A recent event in Columbus, GA not only successfully shared the Strong Towns message with the community; it also received a glowing and spot-on write-up in the local paper, The Ledger-Enquirer. From the article:
Charles Marohn, president of Strong Towns, a nonprofit organization working to strengthen financial resilience in American towns and cities, brought that message to Columbus as keynote speaker at three local events.
He said the key to building strong cities is incremental growth based on a low-risk, high-return strategy that was common in the United States and across the world before World War II.

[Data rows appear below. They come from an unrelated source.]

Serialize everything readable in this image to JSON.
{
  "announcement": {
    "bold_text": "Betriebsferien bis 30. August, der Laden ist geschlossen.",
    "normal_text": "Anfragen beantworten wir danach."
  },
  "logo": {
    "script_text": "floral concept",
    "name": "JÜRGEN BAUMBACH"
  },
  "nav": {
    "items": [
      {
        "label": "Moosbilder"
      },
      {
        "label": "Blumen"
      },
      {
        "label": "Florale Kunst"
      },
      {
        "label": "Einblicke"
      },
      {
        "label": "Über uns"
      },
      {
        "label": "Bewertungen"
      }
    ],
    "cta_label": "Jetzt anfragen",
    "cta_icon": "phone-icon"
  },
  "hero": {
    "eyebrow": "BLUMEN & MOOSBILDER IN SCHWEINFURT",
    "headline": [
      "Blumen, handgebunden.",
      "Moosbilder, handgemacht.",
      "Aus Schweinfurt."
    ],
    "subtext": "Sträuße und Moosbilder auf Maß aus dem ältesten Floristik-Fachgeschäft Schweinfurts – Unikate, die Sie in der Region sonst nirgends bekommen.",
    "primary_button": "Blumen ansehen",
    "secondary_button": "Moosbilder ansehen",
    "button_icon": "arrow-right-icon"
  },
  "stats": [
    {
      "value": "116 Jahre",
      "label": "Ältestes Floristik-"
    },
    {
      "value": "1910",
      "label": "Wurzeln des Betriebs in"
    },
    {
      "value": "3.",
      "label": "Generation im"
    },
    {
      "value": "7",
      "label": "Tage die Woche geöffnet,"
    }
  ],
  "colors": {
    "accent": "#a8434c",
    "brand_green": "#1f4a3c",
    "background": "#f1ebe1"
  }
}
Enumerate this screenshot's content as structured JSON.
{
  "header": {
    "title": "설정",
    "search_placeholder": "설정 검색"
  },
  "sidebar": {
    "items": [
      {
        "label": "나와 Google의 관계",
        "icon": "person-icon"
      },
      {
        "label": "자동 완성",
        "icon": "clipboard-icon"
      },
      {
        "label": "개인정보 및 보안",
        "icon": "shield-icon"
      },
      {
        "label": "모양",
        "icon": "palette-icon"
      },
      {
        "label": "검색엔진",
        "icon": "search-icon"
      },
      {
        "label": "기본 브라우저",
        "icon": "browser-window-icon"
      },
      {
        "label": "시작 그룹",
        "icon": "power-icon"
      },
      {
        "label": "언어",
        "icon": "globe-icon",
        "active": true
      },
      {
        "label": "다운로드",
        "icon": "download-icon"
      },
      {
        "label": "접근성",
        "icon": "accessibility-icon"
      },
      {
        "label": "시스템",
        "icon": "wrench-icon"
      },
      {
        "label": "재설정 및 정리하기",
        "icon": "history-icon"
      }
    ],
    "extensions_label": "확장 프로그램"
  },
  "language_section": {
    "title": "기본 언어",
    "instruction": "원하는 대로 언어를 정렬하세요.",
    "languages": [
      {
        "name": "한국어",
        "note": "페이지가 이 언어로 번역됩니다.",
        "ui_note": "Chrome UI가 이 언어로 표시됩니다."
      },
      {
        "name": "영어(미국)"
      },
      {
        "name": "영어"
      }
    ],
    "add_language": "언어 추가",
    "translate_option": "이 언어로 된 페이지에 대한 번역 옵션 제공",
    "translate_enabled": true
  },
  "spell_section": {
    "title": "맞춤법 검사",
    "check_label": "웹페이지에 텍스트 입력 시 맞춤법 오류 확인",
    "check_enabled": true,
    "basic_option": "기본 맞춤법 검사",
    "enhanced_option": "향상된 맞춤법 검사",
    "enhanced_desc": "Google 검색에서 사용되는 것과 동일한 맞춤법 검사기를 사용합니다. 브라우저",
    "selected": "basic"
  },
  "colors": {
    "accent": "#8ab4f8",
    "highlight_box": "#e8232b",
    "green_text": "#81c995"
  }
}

But American cities strayed from that model after the war and began abandoning older neighborhoods for newer ones, Marohn said. The cost for sustaining the new development projects has cost more than the taxes they produce, and many cities are now struggling to survive.
Marohn said many communities have found that improving blighted neighborhoods yields a better return on investment, and he used projects in his hometown of Brainerd, Minn., and other cities as examples.
“When we look at our cities today, we see that we have been so obsessed with getting that dollar for that grand huge project that we’ve just overlooked the pennies, the nickels, and the dimes that are just waiting to be picked up in our core neighborhoods,” he said. “I went all over your core downtown neighborhoods today and they’re just dripping with these opportunities.”
We appreciate the Ledger-Enquirer's accurate and concise summary of the Strong Towns message, and we're glad it was well-received in Columbus.
Interested in bringing the Strong Towns message to your community? Visit this page to get started.
(Top photo by Steve Shupe)